The Danish-Norwegian naval hero Tordenskjold and the Swedish “Father of Modern Taxonomy” Carl von Linné – perhaps better known as Linnaeus – are connected through the taxidermied remains of a seven-headed hydra. The mysterious beast indirectly caused the young Tordenskjold’s death and forced Linnaeus to leave Hamburg in a hurry.
Hannover, 9 November 1720
After the end of the Great Nordic War, Tordenskjold embarked on a journey to Germany, possibly to look out for a new employer that could use his services. On 9 November 1720, he guested a dinner party in the home of baron Von Görtz in Hannover. In between dishes, Tordenskjold recounted of a friend of his who in Hamburg had been swindled during a game of cards by a man who owned a seven-headed hydra. Whether Tordenskjold knew this or not remains an open question, but the man in question was at the table at that very same moment.
The owner of the strange creature was a former officer in the Swedish army, the Livonian nobleman Jacob Axel Staël von Holstein. Staël was deeply offended, maintained that he hadn’t cheated, terms of abuse were exchanged, and in the end – on the way out of the mansion – the two gentlemen got into a fight. Staël tried to draw his sword but Tordenskjold was quicker and gave the man a right beating. Humiliated to the core, Staël challenged Tordenskjold to a duel, which was to take place three days later in a field near Hildesheim. A duel that Tordenskjold would lose. The hero of Dynekilen and Marstrand was killed almost instantly by a stab in his right breast.
(On a side-note, Tordenskjold’s death is surrounded by conspiracy theories. Some versions maintain that it was never a duel but in fact a murder case, of which the lines would lead “all the way back to Stockholm.” What really happened remains unclear until this very day and the truth might in all likelihood never be uncovered, although the Swedish connection can with great certainty be debunked as fake news).
Hamburg, April 1735
Fifteen years later, the young botanist Carl Linnaeus passed through Hamburg on his way to Harderwijk, where he was to study Medicine. The mayor of the city proudly showed him a miracle of nature that was in his possession: indeed, the seven-headed hydra. A true man of science, Linnaeus immediately had his doubts and after closer examination concluded that the monster had been stitched together from pieces of snake and weasel. He posed the theory that the whole thing had been an invention of monks who wanted to create the beast from the Book of Revelation.
Linnaeus made his findings public and in that way reaped the wrath of the mayor, who had intended to sell the specimen for good money. Together with his comrade Claes Sohlberg, Linnaeus had to make an early escape.
A Deadly Monster

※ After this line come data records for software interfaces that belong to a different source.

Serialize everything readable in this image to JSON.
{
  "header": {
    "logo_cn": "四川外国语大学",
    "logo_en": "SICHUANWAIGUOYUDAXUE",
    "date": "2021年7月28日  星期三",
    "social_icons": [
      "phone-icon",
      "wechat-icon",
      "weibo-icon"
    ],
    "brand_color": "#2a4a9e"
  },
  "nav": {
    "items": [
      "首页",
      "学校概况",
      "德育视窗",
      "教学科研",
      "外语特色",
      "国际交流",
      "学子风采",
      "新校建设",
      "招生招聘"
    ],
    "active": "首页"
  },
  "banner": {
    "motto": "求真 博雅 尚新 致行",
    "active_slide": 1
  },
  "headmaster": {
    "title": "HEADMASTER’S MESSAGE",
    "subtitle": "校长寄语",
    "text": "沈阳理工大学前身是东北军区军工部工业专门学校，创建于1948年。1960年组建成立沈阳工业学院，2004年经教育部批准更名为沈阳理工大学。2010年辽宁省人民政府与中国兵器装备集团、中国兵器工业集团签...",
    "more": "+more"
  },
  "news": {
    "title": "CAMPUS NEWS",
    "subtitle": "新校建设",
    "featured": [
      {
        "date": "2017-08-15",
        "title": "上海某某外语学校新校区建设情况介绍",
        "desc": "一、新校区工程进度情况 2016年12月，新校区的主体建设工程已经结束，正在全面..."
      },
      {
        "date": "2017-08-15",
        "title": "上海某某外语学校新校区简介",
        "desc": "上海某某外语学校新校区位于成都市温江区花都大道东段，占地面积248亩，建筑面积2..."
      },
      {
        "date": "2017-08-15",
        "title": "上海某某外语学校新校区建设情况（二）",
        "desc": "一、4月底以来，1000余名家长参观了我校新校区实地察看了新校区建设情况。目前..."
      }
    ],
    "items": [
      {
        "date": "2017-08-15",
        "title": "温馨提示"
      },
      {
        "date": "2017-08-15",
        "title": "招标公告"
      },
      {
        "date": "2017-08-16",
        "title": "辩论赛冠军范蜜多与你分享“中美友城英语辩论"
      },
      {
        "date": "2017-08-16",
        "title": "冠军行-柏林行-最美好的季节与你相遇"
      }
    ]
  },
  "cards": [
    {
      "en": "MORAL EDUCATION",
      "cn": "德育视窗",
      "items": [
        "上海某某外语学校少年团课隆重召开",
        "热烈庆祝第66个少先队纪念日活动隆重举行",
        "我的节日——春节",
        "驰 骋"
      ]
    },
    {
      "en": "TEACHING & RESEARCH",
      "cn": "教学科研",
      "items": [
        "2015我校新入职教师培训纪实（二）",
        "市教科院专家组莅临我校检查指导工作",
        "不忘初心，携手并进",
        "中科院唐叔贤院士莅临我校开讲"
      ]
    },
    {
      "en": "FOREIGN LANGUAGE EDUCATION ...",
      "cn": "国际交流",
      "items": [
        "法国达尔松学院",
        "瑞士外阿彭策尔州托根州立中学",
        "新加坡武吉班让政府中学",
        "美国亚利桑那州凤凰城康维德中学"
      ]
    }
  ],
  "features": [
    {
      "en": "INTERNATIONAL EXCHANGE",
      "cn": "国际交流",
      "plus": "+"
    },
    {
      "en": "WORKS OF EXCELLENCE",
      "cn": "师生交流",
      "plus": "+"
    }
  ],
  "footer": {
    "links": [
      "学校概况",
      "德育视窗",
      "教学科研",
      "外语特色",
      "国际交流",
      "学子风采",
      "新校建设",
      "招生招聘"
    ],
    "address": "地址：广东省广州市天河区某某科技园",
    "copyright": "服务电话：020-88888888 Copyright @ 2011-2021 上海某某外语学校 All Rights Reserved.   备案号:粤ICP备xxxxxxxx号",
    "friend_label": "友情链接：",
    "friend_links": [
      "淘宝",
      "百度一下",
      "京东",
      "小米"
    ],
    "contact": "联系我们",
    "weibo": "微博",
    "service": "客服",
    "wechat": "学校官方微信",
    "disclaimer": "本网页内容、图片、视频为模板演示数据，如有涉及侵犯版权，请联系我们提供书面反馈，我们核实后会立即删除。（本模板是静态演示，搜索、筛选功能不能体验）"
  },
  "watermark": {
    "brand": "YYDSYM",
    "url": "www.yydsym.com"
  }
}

The Hydra of Hamburg had been famous throughout Europe in the eighteenth century. Although inanimate and obviously fake – certainly from our modern-day perspective – the monster proved to be powerful enough to kill a man and send two others on the run. Imagination can be brutal.